Finding creative, playful ways to get people thinking about ecological issues is one of the things that always fires my curiosity. So, when I was in Brussels recently, I was intrigued to be invited to attend the final dress rehearsal of a musical called ‘Urinetown’ put on by Brussels Light Opera Company (BLOC). Yes, odd title, but it makes sense in the context of the play, and was inspired when its writer Greg Kotis was travelling in Europe and, for the first time in his life, encountered a toilet that you had to pay for. He teamed up with composer Mark Hollmann, and they wrote the play which went on to win 3 Tony awards and to be put on around the world. Before the show, I spoke to Director Emanuelle Vergier, BLOC Chairman Diana Morton-Hooper and musical director, and permaculturist (his programme notes encourage the reader to plant fruit and nut trees, among other water-saving strategies), and started by asking them, “why ‘Urinetown”?
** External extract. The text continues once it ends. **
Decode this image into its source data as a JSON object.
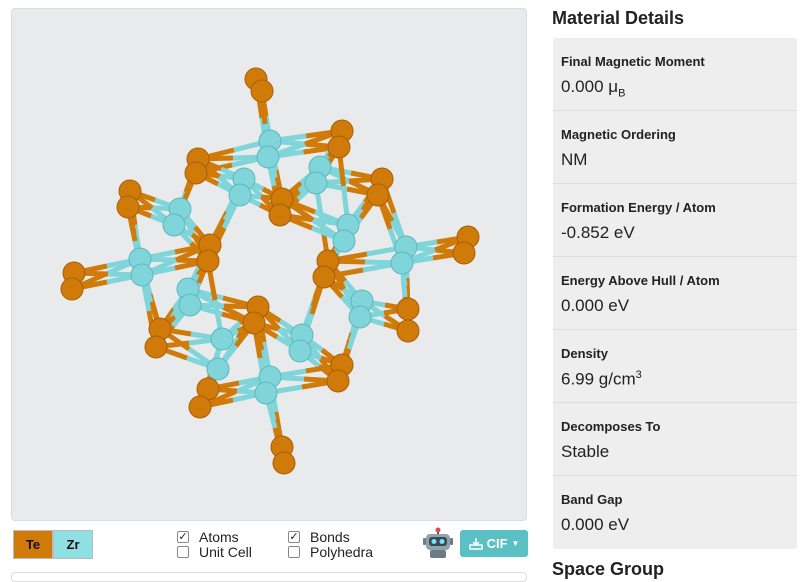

The story, in essence, is set in a dystopian town which is 20 years into a catastrophic drought, where water has become such a prized resource that the destitute citizens have to pay high taxes while also needing to pay every time they pee, with popping off into the bushes instead being heavily punished. The monopoly on supply water and places to pee belongs to a single dominating corporation called ‘Urine Good Company’ run by callous business tycoon Caldwell B. Cladwell, who pays off politicians and corrupt police officers in order to maintain the lucrative status quo. Inspired by Cladwell’s tender-hearted daughter, Hope, a naïve young hero, Bobby, rises out of the mass of the poor to lead his fellow citizens against the regime to fight for freedom.
The play is presented in the Brechtian style, with two characters, Officer Lockstock and Little Sally, regularly stepping out of the flow of the story to tell the audience what is about to happen, and getting them thinking about what’s happening rather than just being passive consumers. As Emanuelle Vergier, the play’s Director, writes in her programme notes:
“Urinetown is filled with universal questions about the future (environment, politics, society, etc.) From the issues of capitalism with the rich getting richer and the poor – poorer to the rapid changes in environment caused by the neglect of the human race, Urinetown is the utopian satire of our prospective future if we don’t change our ways”.
The cast is almost all amateurs, and they do an amazing job. In particular, Djavan van de Fliert and Zoë Sleath who play the lead characters Bobby Strong and Hope Cladwell, are amazing. It is now running until 3rd June at De Warandepoort Cultural Centre in Brussels. Go see it, you’ll never leave the tap running while you clean your teeth again. You can find out more, and book tickets, here.
My standout line from the show? “Worldwide ecological devastation has a way of changing a man”. Doesn’t it just?